A still from beekeeper Chantel Parsons' video of her dead and dying bees. (Chantel Parsons, Facebook)
A Vancouver Island beekeeper is sounding the alarm about pesticides.
Chantel Parsons said she lost over 200 bees due to what she believes is possible pesticide/herbicide use within five kilometres of her house in the Comox Valley.
She said the rest of the hive seems to be okay now, “but this was alarming and very sad.”
Parsons said just over a week ago, her daughter noticed some of the dead bees near their hive.
I lost about 200+ bees last week due to possible pesticide/herbicide use within 5km of my house. This is what pesticide poisoning can look like, bees writhing, stumbling, unable to walk, tongues sticking out, pooping uncontrollably, dead…this video is of my bees last week. The rest of the hive seems to be okay now, but this was alarming and very sad. 🐝💔. The bee inspector suspects pesticide poisoning. ☹️. Please be careful with what you spray in your yards.
Posted by Chanti Pants on Monday, June 15, 2020
“I went to the front of the hive and looked, and there was a collection of them on the landing board,” Parsons said. “I thought that was kind of strange and then I took my hive tool and scraped a bunch of them out from underneath, and they were kind of alive but they were all writhing and flipping themselves over, and they couldn’t fly and they were stumbling.”
She said that when she touched them with her hive tool, they were “pooping, and they’re not really supposed to do that.”
Parsons took a video of the bees and sent it to a bee inspector who tested them for Nosema, a serious disease of adult European honey bees, including queen bees.
They came back negative, so the inspector suspected pesticide poisoning.
Parsons said that the bees likely brought the pesticides into the hive.
“Let’s say someone sprayed their dandelions because they hate dandelions, and my bees went and got pollen and nectar from the dandelions. Bees are very social, so they groom each other, they probably share some of the nectar, they help each other get the pollen off, so it kind of gets spread that way.”
As a beekeeper, Parsons said she is not a fan of pesticides. “They harm my bees and they harm the wild bees, as well. It’s one of those issues where lots of people like to use them because they don’t like dandelions or weeds on their lawns and then my bees inadvertently get into them and meet their demise. Pesticides are harmful to all the insects, good and bad.”
Parsons’ advice: be careful where you spray, and embrace the weeds, especially dandelions.
“I would like people to leave the dandelions because they’re a really good nectar source for the bees and a marker for spring,” she added.
Bees are a critical species.
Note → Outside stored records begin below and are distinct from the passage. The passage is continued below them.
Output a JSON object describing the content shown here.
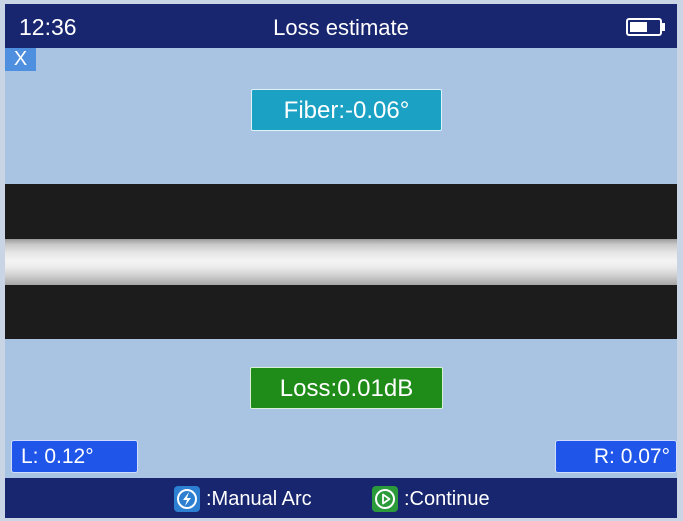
{
  "status_bar": {
    "time": "12:36",
    "title": "Loss estimate",
    "battery_icon": "battery-icon"
  },
  "close_button": {
    "label": "X"
  },
  "fiber_angle": {
    "text": "Fiber:-0.06°"
  },
  "loss": {
    "text": "Loss:0.01dB"
  },
  "left_angle": {
    "text": "L: 0.12°"
  },
  "right_angle": {
    "text": "R: 0.07°"
  },
  "footer": {
    "manual_arc": {
      "icon": "lightning-icon",
      "label": ":Manual Arc"
    },
    "continue": {
      "icon": "play-circle-icon",
      "label": ":Continue"
    }
  },
  "colors": {
    "bar_bg": "#18266f",
    "screen_bg": "#a9c3e3",
    "fiber_badge": "#1aa1c4",
    "loss_badge": "#1f8b18",
    "angle_badge": "#1f55e8",
    "close_button": "#4f8fe0"
  }
}
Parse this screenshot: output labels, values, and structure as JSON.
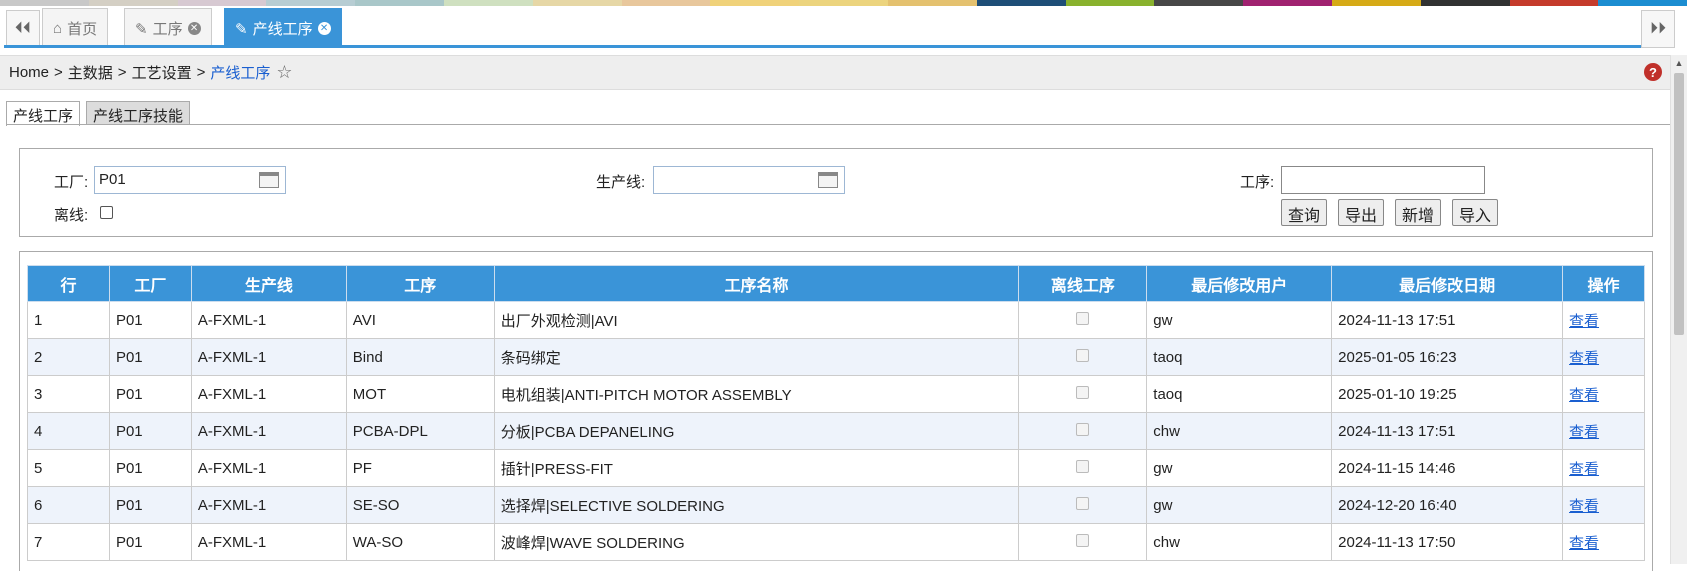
{
  "colors": {
    "strip": [
      "#c8c8c8",
      "#d4cfc4",
      "#d7c9d2",
      "#b7cdd3",
      "#a9c7c9",
      "#cfe0c0",
      "#e6d7a6",
      "#e8c79c",
      "#f0d27a",
      "#ecd47e",
      "#e4c16f",
      "#1e4e77",
      "#89b22e",
      "#474747",
      "#a02270",
      "#d6aa16",
      "#313232",
      "#c53b2b",
      "#1b8dd1"
    ],
    "accent": "#3a94d8",
    "link": "#1a5fd0"
  },
  "tabs": [
    {
      "label": "首页",
      "icon": "home-icon"
    },
    {
      "label": "工序",
      "icon": "edit-icon"
    },
    {
      "label": "产线工序",
      "icon": "edit-icon",
      "active": true
    }
  ],
  "breadcrumb": {
    "home": "Home",
    "l1": "主数据",
    "l2": "工艺设置",
    "current": "产线工序",
    "sep": ">"
  },
  "subtabs": [
    "产线工序",
    "产线工序技能"
  ],
  "filters": {
    "factory_label": "工厂:",
    "factory_value": "P01",
    "line_label": "生产线:",
    "line_value": "",
    "process_label": "工序:",
    "process_value": "",
    "offline_label": "离线:"
  },
  "buttons": {
    "query": "查询",
    "export": "导出",
    "add": "新增",
    "import": "导入"
  },
  "table": {
    "headers": [
      "行",
      "工厂",
      "生产线",
      "工序",
      "工序名称",
      "离线工序",
      "最后修改用户",
      "最后修改日期",
      "操作"
    ],
    "rows": [
      {
        "n": "1",
        "factory": "P01",
        "line": "A-FXML-1",
        "proc": "AVI",
        "name": "出厂外观检测|AVI",
        "user": "gw",
        "date": "2024-11-13 17:51",
        "op": "查看"
      },
      {
        "n": "2",
        "factory": "P01",
        "line": "A-FXML-1",
        "proc": "Bind",
        "name": "条码绑定",
        "user": "taoq",
        "date": "2025-01-05 16:23",
        "op": "查看"
      },
      {
        "n": "3",
        "factory": "P01",
        "line": "A-FXML-1",
        "proc": "MOT",
        "name": "电机组装|ANTI-PITCH MOTOR ASSEMBLY",
        "user": "taoq",
        "date": "2025-01-10 19:25",
        "op": "查看"
      },
      {
        "n": "4",
        "factory": "P01",
        "line": "A-FXML-1",
        "proc": "PCBA-DPL",
        "name": "分板|PCBA DEPANELING",
        "user": "chw",
        "date": "2024-11-13 17:51",
        "op": "查看"
      },
      {
        "n": "5",
        "factory": "P01",
        "line": "A-FXML-1",
        "proc": "PF",
        "name": "插针|PRESS-FIT",
        "user": "gw",
        "date": "2024-11-15 14:46",
        "op": "查看"
      },
      {
        "n": "6",
        "factory": "P01",
        "line": "A-FXML-1",
        "proc": "SE-SO",
        "name": "选择焊|SELECTIVE SOLDERING",
        "user": "gw",
        "date": "2024-12-20 16:40",
        "op": "查看"
      },
      {
        "n": "7",
        "factory": "P01",
        "line": "A-FXML-1",
        "proc": "WA-SO",
        "name": "波峰焊|WAVE SOLDERING",
        "user": "chw",
        "date": "2024-11-13 17:50",
        "op": "查看"
      }
    ]
  }
}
More than two-thirds of food crops we eat need native bees, honey bees and other pollinators to successfully produce a crop.
“Bees pollinate almost all the food that you would eat coming from a grocery store or farmers market,” Parsons said. “So no bees, no food.”